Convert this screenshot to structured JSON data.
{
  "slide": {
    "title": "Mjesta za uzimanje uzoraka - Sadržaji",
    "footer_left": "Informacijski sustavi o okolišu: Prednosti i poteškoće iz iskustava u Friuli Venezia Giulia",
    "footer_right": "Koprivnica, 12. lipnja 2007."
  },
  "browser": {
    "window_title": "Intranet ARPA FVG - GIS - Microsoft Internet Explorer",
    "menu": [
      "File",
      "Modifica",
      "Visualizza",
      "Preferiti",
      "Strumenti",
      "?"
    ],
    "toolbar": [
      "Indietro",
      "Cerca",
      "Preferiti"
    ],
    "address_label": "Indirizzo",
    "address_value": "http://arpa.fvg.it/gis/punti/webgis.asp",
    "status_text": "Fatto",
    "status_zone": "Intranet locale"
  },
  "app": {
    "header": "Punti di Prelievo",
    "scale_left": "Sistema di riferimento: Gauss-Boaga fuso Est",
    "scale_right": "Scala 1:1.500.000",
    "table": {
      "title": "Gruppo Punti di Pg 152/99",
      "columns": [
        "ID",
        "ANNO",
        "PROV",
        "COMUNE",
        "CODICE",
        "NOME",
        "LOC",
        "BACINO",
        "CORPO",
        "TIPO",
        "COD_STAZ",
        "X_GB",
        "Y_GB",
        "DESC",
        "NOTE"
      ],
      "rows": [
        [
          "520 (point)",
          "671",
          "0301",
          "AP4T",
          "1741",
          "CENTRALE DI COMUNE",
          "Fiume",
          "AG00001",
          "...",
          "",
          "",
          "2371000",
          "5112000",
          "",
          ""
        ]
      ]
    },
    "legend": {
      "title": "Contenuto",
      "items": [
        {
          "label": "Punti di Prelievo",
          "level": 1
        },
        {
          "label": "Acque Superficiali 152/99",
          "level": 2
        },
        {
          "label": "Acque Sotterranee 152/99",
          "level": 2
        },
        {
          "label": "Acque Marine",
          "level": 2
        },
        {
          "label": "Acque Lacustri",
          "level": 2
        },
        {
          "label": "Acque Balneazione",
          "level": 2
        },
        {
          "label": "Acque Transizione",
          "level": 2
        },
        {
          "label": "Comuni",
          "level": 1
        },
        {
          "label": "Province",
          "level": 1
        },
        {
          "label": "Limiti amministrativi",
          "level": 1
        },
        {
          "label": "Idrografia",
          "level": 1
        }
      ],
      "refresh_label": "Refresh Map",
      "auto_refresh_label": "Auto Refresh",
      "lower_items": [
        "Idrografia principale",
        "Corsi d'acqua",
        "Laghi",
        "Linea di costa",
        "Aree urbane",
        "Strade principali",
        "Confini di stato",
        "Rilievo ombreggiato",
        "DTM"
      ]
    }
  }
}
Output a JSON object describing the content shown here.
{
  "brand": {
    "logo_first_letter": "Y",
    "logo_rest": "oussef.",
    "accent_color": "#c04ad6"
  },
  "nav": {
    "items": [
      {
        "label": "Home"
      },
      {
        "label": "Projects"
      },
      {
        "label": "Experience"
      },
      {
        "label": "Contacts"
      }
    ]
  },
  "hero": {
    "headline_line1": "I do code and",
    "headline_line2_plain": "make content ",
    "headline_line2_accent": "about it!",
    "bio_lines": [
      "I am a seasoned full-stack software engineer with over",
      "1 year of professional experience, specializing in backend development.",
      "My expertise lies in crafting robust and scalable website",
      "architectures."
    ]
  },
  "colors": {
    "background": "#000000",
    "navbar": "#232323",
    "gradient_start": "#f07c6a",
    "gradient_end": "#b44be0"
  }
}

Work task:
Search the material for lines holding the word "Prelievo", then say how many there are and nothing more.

Your response:
2